What is required
How many lines in the records below contain "true"? Reply with the number only.

Website and app data records
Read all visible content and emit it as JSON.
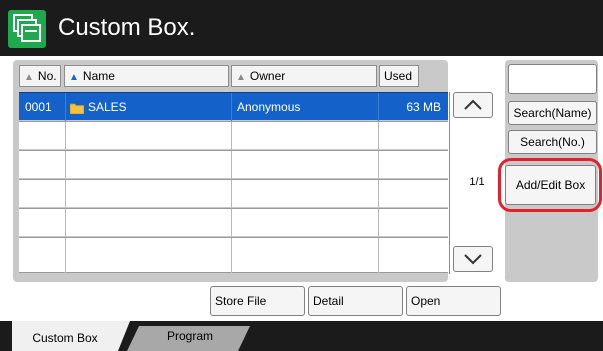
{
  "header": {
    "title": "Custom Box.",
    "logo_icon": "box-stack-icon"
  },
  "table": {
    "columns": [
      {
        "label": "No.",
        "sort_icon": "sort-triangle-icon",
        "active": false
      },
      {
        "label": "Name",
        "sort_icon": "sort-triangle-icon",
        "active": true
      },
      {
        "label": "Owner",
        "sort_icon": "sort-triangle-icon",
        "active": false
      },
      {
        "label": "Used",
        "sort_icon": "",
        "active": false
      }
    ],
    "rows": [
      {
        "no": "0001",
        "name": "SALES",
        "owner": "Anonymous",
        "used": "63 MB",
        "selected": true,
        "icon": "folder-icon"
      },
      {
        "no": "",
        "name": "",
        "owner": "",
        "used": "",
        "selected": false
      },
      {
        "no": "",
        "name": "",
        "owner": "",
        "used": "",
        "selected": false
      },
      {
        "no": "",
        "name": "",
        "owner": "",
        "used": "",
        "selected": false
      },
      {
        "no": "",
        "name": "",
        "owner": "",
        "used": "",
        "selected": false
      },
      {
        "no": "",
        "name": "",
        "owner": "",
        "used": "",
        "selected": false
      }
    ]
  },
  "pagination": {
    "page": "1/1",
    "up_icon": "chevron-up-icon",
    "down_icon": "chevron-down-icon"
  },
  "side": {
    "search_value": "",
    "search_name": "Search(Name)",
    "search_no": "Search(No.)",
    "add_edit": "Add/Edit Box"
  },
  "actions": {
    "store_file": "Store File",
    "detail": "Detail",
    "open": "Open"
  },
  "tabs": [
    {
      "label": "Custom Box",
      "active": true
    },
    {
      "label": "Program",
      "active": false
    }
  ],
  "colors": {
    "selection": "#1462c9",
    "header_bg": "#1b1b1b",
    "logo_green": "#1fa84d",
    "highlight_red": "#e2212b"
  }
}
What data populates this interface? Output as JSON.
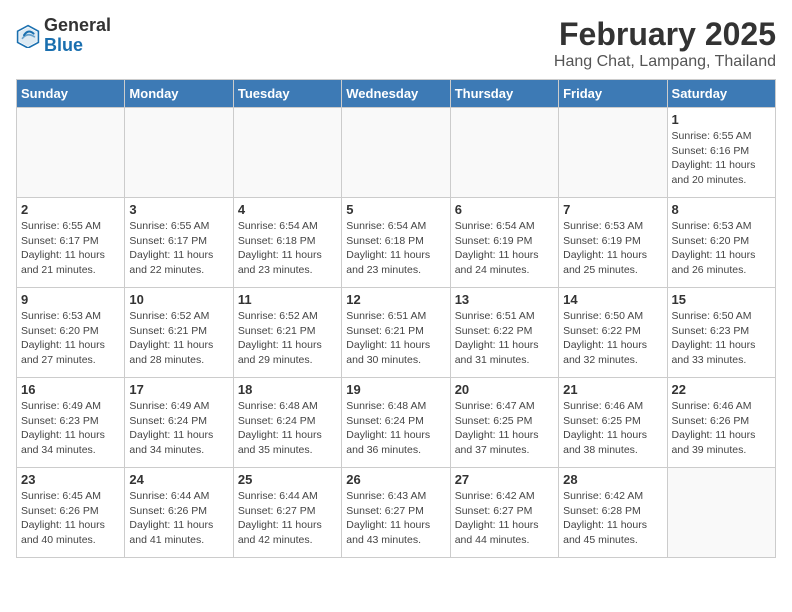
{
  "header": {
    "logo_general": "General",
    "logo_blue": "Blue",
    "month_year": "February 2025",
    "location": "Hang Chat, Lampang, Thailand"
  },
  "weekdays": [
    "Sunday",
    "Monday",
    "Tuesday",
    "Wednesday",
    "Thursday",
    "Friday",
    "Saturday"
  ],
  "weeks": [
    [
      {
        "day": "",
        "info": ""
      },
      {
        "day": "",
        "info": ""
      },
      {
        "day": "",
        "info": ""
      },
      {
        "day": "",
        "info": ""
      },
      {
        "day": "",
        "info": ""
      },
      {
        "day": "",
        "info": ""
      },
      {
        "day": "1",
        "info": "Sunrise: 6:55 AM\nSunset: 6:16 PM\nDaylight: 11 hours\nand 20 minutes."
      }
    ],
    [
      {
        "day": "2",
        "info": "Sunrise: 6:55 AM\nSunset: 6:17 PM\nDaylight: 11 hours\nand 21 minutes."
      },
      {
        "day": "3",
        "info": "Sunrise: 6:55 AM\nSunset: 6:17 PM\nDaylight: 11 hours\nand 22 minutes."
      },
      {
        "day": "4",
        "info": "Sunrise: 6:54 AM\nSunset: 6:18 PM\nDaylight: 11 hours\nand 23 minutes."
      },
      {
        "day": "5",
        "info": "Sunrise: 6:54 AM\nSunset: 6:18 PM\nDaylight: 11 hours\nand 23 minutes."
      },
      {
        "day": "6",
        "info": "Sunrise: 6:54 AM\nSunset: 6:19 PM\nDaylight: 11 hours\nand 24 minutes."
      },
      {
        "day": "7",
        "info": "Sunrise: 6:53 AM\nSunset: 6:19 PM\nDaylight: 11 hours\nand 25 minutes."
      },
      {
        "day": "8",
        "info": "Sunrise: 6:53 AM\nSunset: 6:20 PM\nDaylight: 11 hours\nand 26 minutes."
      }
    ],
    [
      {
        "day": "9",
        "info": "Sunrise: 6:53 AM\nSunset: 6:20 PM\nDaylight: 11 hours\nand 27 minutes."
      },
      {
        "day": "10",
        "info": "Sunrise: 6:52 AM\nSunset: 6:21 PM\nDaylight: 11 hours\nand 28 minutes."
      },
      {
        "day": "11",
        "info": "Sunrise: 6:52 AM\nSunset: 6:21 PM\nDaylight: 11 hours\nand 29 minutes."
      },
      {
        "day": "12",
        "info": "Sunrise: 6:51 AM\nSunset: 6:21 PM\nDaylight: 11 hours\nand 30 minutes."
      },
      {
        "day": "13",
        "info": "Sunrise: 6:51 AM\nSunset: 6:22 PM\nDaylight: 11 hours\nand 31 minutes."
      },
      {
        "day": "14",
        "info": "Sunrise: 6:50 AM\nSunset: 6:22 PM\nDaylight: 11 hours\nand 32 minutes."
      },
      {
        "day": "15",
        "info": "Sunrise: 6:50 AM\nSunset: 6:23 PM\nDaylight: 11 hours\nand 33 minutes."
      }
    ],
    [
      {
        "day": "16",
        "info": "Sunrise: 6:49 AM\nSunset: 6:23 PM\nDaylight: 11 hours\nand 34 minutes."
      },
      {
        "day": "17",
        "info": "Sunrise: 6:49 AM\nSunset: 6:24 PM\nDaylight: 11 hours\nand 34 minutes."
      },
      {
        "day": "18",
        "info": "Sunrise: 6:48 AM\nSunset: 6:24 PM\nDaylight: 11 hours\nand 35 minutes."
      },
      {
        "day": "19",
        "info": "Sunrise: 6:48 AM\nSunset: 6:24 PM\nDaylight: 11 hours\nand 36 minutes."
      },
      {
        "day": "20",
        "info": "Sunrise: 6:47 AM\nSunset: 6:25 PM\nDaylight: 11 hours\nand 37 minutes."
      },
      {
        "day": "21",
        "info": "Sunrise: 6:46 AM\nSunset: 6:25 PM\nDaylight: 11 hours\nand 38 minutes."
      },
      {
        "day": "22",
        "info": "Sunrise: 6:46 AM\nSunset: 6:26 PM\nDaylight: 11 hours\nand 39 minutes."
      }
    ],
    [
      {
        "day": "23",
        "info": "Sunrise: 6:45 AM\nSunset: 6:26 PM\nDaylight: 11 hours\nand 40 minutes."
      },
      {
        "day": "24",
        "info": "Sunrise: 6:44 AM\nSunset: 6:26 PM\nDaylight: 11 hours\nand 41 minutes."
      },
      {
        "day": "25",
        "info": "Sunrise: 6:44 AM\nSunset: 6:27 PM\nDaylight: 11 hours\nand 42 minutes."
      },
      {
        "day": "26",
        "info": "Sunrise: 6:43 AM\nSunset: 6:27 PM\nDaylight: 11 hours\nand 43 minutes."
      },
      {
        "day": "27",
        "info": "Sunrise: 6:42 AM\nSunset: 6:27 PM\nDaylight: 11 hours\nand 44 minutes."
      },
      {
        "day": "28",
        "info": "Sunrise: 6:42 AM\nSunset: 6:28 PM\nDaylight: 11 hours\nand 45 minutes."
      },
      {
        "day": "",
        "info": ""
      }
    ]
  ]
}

Solution for this task
3